This Higher and Degree Apprenticeships Toolkit shows how effective application of digital technologies can support the delivery of the new apprenticeship standards at levels 4, 5 and 6. It is aimed at universities and colleges, and organisations delivering end point assessment (EPA).
The second session was on the sensitive subject of grade inflation. This has appeared many times in the media There is the challenge of improving the quality of degrees, which should result in higher grades, without appearing to be inflating grades just to improve the position of your university in the league tables. One slide showed that the issue wasn’t a recent phenomena and probably wasn’t due to the massification of university education, or the introduction of fees.
I was also reminded of the new initiatives that have been announced to protect the value of UK degrees.
The importance of institutional autonomy is something that came up as well as institutional distinctiveness. Celebrate differences, or should we all be the same?
Nostalgia about the past isn’t necessarily helpful either. Just because you experienced something, doesn’t mean that the contributing factors are the same now.
Gavin Williamson, the education secretary, has been a stern critic of the increase in good degrees, accusing universities of having “entrenched” grade inflation, and claiming that when he graduated in 1997, “you could count the number of students on my course who got firsts on one hand”.
He attended the University of Bradford, where the rate of first-class degrees awarded nearly tripled in seven years, from 11% in 2010-11 to 31% in 2016-17.
Williamson said: “I am clear that universities must end grade inflation and I will be watching closely to see if these initiatives do help to tackle the issue. I expect the Office for Students to challenge institutions which continue to record unexplained rises in top degrees awarded.”
One document that did prove interesting was from the QAA that sets out common descriptions of the four main degree outcome classifications for bachelor’s degrees with honours – 1st, 2.1, 2.2 and 3rd.
One of the things that I felt would be challenging is answering this question consistently across all subjects within an university and across the sector as a whole.
What is the difference between strong, thorough and exceptional?
Thursday I was at the second day of the PVC Network Meeting. The first session was on the Subject Level TEF pilots.
Though the original focus of the TEF was on both providing information and enhancing provision, now the rhetoric appears much more on providing information to prospective students on the what to study, where to study and the how they can study.
One of the challenges for the subject level TEF is categorising subjects.
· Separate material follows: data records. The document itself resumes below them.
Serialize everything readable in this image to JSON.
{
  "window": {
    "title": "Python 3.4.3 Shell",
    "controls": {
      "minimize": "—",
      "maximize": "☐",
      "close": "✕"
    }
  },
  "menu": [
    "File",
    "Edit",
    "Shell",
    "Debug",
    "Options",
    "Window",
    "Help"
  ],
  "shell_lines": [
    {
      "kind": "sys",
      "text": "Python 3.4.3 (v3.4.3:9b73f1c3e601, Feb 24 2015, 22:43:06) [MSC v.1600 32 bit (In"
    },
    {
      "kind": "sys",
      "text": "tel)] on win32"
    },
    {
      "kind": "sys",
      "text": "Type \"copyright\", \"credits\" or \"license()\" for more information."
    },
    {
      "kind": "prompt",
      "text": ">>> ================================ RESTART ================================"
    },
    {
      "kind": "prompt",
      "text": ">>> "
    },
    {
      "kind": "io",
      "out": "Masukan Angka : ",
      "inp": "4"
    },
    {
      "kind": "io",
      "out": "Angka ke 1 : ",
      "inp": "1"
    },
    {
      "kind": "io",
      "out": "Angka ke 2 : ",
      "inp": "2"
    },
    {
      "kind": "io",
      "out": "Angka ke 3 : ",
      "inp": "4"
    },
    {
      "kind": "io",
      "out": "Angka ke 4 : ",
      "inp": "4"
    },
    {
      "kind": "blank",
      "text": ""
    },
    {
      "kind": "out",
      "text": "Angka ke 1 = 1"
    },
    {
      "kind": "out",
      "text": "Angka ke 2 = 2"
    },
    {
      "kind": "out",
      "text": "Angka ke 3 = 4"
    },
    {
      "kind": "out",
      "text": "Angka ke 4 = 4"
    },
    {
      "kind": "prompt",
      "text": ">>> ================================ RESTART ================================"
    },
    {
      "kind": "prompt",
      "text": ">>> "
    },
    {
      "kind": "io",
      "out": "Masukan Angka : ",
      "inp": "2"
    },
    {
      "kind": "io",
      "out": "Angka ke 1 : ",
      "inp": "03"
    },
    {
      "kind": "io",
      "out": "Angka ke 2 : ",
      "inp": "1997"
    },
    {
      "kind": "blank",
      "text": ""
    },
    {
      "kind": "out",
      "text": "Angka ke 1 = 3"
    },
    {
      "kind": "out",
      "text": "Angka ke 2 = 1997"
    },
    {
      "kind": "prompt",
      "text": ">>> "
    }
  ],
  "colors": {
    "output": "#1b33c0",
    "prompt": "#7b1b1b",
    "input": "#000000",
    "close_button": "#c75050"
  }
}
Unlike in further education where an A Level Economics is generally the same across England, is an Economics degree the same across all universities? They may be similar and there may be a similar core, but outside that core, there could be big differences.
Another challenge is providing evidence of impact for the TEF submission, this is where I started to think if analytics and data recording could make this evidence collection easier.
Friday was a day to catch up on the week and plan for the next few weeks where I have some more meetings that I am running or participating in.
I had a chance to discuss the online community I want to build for our Technical Career Pathway.
My top tweet this week was this one.
Emergency Services at Oxford Circus Underground Station, including British Transport Police, London Fire Brigade and London Ambulance Service. I counted at least 12 vehicles. #oxfordcircus pic.twitter.com/VpNbGXSQ35
— James Clay (@jamesclay) November 13, 2019